But I learned a lot, saw possibilities I didn’t know existed (except in my dreams). It’s still pretty clunky and very unresolved. There are obvious flaws in how the flow of images might be read, bad page turns and all the other stuff that happens when you’re trying to figure out a solution to a puzzle with a lot of moving parts, a puzzle that has no one correct solution. But some solutions are more correct that others, right?

Then what I did was, I showed a PDF of this, the end of the first beginning,  to a few random, non-photography people who just happened to be visiting (like my niece, and a couple of droppers-by). Listened to what they had to say.

And I sent it off to Colin Pantall and Timothy Archibald, two photographers who, in the past, have provided me with shrewd insight into what I’m doing. Their comments and perspective on some of my previous work changed how that work was presented.

Their initial comments really got my brain going. They agreed on certain directions and images but had opposite opinions on others. (One referenced Robert Frank, the other David Cronenberg!! If this project could even approach a marriage between those two sensibilities I’ll be a very happy camper.)

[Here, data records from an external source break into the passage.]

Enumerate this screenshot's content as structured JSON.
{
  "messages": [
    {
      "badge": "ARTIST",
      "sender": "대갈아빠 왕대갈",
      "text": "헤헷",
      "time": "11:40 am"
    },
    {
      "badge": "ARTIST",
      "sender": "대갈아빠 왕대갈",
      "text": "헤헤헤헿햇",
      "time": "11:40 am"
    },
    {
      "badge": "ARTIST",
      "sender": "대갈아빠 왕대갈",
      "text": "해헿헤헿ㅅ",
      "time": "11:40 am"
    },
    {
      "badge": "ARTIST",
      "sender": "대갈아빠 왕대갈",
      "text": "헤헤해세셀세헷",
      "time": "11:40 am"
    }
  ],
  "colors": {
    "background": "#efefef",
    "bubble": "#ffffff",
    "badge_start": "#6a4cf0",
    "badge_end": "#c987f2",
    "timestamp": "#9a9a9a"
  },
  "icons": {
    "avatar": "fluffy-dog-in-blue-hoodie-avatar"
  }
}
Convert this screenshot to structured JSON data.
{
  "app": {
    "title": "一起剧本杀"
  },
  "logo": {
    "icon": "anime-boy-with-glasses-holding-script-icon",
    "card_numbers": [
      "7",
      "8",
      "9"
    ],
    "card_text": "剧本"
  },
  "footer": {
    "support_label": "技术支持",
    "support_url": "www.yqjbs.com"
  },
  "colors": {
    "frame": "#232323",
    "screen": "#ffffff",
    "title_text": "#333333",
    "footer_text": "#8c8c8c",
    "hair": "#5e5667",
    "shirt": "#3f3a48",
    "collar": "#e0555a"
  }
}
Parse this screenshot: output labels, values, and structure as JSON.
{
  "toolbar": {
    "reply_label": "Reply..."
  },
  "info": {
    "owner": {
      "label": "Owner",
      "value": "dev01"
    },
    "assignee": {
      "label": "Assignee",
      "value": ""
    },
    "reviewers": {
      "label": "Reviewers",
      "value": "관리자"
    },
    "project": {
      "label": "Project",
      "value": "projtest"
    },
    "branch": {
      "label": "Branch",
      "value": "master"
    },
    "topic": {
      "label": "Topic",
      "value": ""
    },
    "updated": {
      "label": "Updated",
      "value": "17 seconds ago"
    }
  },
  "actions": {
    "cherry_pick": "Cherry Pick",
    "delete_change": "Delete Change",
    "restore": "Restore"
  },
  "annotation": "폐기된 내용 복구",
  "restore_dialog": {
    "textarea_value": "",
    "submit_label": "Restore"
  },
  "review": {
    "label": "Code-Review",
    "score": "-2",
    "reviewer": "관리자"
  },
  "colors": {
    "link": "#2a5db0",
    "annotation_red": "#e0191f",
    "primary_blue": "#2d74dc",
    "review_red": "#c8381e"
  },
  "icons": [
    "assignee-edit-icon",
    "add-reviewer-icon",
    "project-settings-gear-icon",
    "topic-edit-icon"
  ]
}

I’m fine with, and expect, varying opinions. One of the aims of this project is to create a book where the actual subject isn’t too nailed-down. On the other hand, varying opinions from trusted sources add to my confusion. But I wouldn’t have it any other way. I’m prepared to be (and to remain) confused. And I will continue to embrace contradiction.

So for now I’m just going to chill, do some thinking on my own and then get back to it again. And that will be the beginning of the second beginning.